From the number of poles, a stepper motor should be a useful demonstration generator for an odd LED or three, when run by a slow running steam or hit and miss IC engine. PM Hand tool (drill) motors usually run at 10s. of thousands rpm to develop their power: I.E. Relatively small voltages from the DC battery but relatively high current: a 240W motor at 24V is drawing 10A on load. If run as a generator at less than 1000rpm you may only get 1 or 2 volts, - and similarly only tens of milliamps as a result. - The net power output being only a couple of watts. Gearing to get the generator speed you want can sap all the engine's power.
Conversely, a stepper motor, with 10 or more times the poles of a "power" motor, will generate the voltages at low revs but with very small current (amps) - as demonstrated by Ray - thus generating a few watts but at (possibly?) more useable voltages? I suspect these devices vary so much for different applications, makes, and sizes there is no simple rule to getting a stepper motor to match your application except by trial and tribulation!
I would be keen to use a diode bridge to convert the stepper motor output to DC to eliminate the high frequency from ruining any downstream (semi-conductor) devices, other than resistance wire bulbs.
Personally, I look to bicycle generators for my small steam engines, as they are designed to generate the single figure voltages and currents for torch bulbs at speeds suitable for the low speeds and low power of my engines, with small enough belt drives to look OK. They can be hidden inside "generator shaped" housings as well!
For some I use bridge diodes to rectify the variable frequency AC, then a Buck controller to get the controlled DC output for the LEDs that I have. This configuration may suit Ray - with parts such as these but that you select to match your input voltage and output voltages?
W04M 400V Bridge Rectifier Diode 1.5A

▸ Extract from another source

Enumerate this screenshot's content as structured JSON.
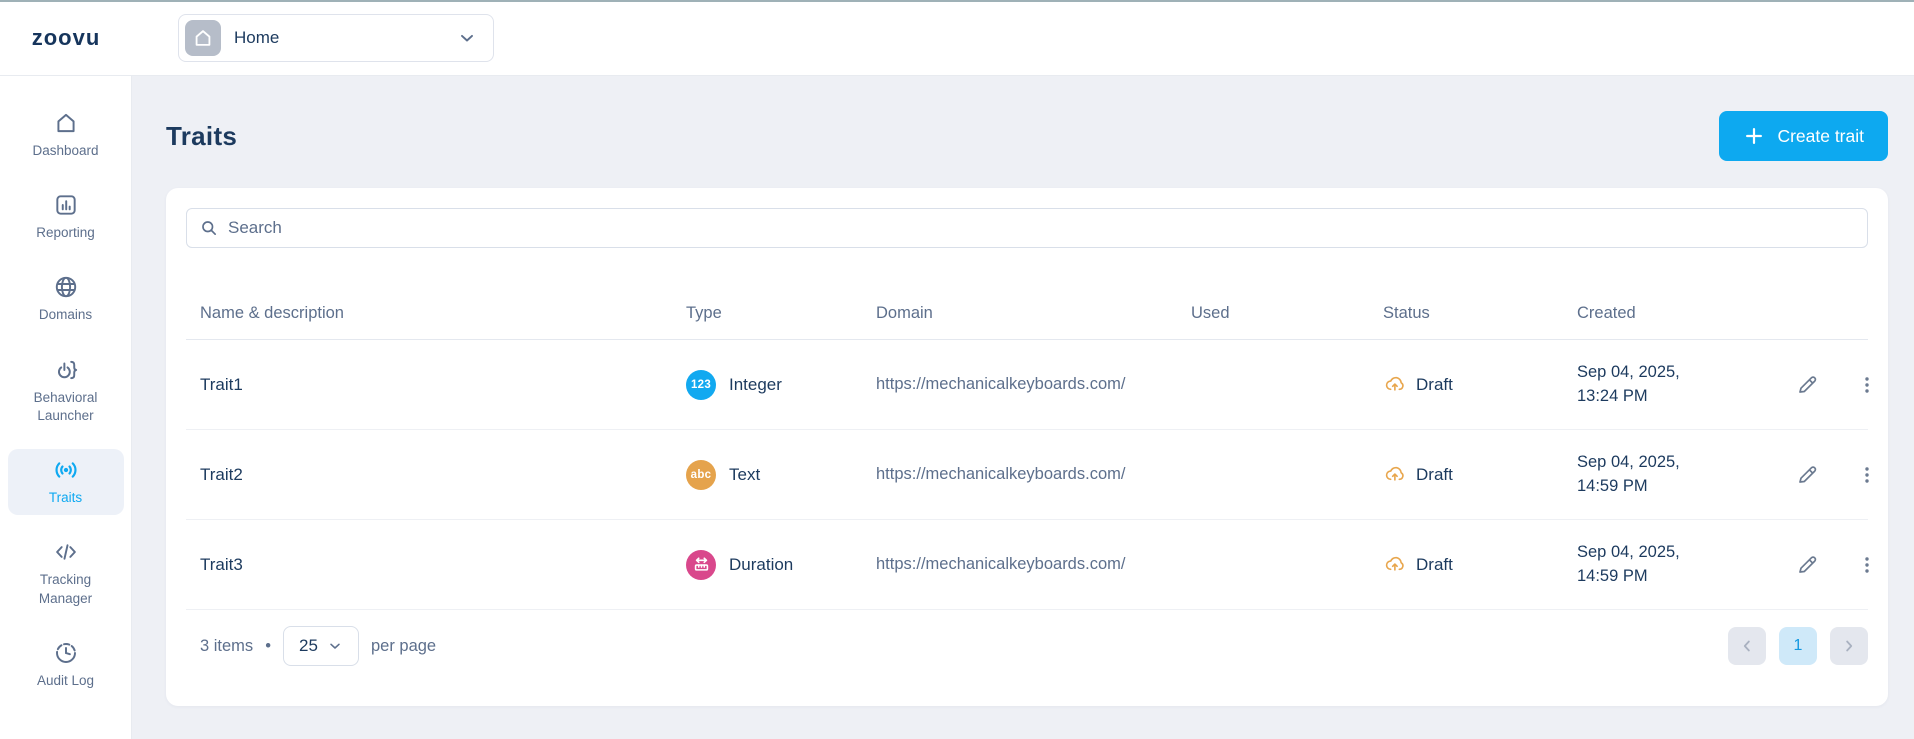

6-24V Input to 5V 2A Output USB Charger Module DC-DC Buck Step-Down Converter
Thanks to all contributors here as I have learned a lot about stepper motors, from a zero baseline of knowledge!